● **EXERCISE INSTRUCTIONS**
From the records below, work out how many lines contain "localhost". Reply with that number alone.

___ INPUT MATERIAL ___

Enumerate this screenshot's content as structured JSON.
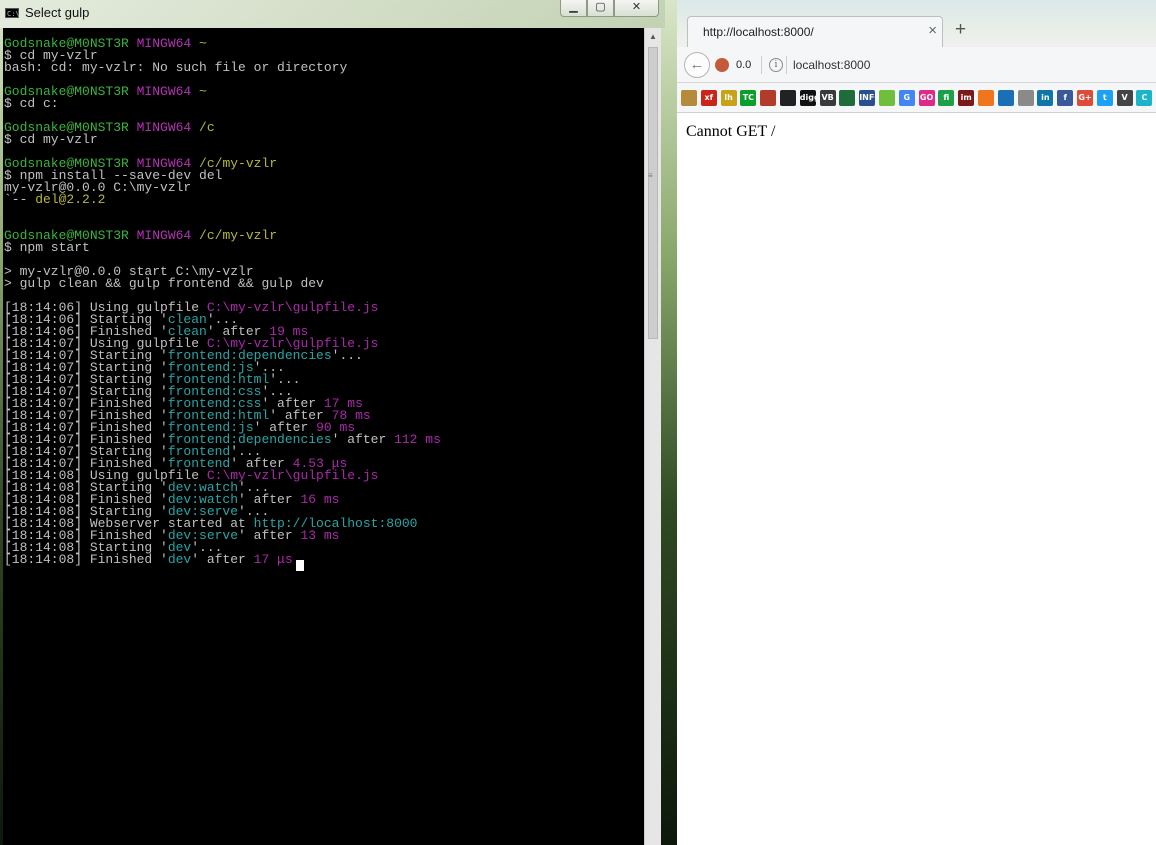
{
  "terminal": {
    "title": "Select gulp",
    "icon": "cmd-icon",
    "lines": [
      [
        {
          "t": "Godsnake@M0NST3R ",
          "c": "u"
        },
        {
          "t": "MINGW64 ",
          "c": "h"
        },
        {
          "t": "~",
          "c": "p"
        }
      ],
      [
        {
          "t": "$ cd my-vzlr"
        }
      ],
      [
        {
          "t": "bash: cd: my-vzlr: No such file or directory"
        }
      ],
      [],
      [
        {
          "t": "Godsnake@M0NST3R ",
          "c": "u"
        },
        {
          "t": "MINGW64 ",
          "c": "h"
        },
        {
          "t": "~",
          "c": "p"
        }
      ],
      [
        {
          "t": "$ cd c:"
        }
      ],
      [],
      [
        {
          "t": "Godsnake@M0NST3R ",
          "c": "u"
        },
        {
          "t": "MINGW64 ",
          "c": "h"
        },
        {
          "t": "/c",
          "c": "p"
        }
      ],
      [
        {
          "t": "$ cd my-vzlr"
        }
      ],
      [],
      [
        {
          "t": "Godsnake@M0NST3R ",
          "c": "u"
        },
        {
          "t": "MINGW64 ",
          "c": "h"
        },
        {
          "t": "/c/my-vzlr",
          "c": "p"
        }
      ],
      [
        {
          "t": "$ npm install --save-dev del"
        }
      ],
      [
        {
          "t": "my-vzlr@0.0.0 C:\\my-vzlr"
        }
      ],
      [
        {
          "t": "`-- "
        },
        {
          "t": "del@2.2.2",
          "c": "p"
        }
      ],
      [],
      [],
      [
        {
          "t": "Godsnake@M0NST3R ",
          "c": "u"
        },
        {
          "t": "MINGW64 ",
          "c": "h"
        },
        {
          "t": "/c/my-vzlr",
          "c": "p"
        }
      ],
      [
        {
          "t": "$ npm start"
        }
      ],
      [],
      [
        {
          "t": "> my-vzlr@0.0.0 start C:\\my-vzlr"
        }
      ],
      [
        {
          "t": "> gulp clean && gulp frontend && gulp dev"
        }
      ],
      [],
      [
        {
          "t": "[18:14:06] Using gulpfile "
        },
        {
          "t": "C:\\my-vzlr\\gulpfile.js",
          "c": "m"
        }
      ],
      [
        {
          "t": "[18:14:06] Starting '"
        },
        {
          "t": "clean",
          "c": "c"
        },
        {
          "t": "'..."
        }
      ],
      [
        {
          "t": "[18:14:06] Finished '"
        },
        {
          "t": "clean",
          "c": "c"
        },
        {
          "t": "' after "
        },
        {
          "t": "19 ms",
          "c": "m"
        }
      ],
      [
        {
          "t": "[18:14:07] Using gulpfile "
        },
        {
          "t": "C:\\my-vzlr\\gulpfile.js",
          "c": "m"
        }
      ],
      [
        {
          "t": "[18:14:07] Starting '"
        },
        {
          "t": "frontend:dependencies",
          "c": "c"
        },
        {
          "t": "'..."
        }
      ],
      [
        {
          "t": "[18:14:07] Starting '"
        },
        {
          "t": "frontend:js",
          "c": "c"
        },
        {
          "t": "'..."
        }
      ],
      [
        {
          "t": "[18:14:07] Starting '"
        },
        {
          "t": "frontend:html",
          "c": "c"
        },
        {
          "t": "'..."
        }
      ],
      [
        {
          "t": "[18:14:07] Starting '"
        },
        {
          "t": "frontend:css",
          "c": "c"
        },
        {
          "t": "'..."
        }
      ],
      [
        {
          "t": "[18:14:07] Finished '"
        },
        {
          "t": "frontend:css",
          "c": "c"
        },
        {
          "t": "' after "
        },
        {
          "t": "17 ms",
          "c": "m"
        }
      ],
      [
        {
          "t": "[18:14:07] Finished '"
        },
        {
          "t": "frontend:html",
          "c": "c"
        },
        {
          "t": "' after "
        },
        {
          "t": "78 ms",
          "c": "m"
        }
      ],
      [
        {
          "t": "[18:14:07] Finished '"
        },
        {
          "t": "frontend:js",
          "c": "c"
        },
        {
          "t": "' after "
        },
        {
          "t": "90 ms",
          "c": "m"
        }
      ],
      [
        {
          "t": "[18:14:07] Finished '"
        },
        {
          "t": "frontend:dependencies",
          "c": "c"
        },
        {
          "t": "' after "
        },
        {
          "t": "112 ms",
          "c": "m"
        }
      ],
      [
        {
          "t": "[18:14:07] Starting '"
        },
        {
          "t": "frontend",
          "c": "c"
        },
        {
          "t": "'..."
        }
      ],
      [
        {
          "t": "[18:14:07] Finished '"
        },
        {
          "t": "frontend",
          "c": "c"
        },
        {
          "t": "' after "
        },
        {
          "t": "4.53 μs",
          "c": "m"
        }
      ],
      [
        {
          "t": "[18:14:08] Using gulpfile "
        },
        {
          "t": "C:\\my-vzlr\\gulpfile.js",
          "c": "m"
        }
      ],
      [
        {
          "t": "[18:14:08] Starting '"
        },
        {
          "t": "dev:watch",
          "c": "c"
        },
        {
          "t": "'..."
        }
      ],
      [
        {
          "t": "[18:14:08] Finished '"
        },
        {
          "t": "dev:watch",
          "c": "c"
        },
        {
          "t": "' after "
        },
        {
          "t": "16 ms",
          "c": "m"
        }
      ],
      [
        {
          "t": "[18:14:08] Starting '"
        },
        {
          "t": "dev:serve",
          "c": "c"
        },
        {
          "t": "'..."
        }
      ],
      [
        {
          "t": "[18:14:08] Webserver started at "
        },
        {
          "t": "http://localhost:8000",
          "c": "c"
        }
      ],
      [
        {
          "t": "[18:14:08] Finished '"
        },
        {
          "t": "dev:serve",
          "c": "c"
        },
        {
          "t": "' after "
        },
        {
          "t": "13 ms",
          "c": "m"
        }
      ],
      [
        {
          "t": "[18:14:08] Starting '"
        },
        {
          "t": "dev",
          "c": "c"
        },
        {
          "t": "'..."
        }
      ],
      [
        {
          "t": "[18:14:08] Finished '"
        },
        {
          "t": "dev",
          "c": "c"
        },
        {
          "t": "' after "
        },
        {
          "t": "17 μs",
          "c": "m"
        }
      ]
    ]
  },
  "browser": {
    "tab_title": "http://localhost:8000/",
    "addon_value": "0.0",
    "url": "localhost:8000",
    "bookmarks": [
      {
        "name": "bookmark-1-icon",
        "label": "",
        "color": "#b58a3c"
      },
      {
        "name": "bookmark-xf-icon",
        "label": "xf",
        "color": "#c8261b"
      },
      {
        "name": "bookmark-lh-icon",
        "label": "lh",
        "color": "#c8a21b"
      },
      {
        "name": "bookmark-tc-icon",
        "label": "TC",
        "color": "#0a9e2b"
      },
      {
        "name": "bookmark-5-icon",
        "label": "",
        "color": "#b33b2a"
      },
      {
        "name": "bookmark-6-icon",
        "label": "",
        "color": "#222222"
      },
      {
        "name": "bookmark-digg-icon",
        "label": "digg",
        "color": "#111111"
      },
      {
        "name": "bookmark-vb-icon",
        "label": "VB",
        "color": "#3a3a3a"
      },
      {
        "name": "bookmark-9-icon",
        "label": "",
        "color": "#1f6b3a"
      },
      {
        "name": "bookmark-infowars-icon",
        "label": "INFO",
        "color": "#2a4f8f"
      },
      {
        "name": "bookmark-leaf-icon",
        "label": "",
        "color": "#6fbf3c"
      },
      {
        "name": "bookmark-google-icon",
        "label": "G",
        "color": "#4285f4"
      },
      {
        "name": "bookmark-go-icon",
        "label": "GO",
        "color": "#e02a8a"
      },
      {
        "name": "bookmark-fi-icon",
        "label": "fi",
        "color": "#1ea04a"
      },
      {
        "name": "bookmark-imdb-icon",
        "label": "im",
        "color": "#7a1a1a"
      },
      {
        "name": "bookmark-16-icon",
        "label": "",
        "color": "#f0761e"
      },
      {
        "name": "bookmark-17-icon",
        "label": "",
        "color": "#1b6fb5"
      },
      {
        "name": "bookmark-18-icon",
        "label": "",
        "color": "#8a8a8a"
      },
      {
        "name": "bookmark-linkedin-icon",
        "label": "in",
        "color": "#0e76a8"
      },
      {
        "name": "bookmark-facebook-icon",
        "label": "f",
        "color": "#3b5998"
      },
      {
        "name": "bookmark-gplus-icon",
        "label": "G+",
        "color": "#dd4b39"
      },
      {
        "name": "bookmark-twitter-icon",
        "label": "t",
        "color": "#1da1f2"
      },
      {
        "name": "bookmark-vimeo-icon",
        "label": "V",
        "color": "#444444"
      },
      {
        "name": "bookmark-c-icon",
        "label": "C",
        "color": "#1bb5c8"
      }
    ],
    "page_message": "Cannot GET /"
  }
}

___
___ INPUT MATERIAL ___

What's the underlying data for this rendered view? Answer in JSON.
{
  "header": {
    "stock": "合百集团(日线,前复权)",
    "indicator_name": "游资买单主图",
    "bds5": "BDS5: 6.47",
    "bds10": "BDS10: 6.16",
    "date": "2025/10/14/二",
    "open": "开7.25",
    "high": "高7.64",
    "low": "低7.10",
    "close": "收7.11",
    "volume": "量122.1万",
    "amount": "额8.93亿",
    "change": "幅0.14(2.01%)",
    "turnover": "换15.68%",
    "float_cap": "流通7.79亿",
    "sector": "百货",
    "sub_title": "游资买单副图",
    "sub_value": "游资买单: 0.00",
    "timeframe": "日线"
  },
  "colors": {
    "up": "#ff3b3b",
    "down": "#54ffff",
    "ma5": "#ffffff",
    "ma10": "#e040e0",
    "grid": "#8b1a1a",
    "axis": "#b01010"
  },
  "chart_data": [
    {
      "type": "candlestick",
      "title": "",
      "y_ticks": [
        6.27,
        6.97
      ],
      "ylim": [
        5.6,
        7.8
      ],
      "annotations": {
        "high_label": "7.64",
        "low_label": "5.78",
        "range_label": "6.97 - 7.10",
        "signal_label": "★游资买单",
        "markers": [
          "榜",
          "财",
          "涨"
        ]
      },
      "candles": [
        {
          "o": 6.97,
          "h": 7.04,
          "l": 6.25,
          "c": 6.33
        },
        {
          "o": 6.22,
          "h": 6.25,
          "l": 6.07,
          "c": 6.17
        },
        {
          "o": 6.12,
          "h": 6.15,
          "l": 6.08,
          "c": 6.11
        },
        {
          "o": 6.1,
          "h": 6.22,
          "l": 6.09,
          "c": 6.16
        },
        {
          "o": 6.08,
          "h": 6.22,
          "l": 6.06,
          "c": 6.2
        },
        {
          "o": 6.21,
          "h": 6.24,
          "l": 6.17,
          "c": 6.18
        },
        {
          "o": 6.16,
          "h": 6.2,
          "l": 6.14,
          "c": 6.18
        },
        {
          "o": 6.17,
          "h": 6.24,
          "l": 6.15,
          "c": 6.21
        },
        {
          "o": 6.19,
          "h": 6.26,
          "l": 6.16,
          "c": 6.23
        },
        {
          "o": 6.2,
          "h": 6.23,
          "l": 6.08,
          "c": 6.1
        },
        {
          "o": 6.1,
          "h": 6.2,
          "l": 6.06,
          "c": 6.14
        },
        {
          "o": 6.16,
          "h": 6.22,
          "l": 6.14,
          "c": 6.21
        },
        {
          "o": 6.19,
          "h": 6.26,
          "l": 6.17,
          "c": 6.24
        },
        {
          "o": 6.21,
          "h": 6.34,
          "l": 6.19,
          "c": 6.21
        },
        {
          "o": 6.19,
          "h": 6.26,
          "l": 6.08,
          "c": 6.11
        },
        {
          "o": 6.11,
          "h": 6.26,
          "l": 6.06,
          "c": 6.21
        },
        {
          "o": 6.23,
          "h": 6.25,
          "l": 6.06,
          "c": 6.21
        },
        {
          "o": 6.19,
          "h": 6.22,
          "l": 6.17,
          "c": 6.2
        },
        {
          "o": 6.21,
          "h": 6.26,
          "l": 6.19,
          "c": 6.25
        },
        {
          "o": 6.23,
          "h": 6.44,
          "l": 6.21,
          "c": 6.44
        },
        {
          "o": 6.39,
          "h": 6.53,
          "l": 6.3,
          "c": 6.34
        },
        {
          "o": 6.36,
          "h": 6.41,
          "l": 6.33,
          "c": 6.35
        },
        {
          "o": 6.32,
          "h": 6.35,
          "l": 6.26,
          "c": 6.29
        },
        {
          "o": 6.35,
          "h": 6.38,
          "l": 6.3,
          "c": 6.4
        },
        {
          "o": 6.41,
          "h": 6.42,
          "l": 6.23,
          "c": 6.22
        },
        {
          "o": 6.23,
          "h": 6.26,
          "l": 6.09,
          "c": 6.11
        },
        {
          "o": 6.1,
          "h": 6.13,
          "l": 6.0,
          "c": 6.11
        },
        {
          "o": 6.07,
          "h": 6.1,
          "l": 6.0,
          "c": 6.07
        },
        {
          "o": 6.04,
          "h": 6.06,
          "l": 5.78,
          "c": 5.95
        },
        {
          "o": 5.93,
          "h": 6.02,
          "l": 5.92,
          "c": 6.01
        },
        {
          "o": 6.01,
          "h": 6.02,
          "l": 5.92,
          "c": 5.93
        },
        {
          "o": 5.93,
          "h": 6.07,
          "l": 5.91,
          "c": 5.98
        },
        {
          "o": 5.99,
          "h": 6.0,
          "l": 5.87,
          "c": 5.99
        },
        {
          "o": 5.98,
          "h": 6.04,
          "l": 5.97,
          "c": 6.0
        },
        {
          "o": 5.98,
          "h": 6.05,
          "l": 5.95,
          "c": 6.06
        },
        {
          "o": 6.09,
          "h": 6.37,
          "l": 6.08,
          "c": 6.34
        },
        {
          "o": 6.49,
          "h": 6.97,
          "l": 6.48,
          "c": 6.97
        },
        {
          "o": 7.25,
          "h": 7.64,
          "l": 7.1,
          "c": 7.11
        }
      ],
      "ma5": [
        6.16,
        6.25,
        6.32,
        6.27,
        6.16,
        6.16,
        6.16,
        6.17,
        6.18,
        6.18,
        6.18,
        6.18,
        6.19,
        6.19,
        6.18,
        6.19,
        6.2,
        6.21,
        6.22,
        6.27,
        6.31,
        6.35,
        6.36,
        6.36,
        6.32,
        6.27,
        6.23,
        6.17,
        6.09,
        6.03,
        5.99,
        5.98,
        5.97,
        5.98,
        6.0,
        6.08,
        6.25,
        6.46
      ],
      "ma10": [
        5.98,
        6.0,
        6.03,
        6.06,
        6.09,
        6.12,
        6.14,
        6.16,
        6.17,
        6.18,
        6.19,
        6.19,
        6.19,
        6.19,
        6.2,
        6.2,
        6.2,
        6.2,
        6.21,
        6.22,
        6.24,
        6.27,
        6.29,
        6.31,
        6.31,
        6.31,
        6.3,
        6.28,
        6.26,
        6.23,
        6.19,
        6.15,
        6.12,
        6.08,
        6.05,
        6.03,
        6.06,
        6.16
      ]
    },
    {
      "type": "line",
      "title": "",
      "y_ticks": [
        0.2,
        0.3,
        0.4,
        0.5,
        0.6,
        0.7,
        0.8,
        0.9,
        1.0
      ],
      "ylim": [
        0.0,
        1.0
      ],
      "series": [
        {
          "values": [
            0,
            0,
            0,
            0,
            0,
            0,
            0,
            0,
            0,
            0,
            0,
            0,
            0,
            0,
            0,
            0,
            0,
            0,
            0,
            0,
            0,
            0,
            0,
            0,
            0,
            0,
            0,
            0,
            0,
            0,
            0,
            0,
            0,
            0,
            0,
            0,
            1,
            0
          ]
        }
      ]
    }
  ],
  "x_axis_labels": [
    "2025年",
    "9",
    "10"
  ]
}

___

● **RESPONSE BELOW**
3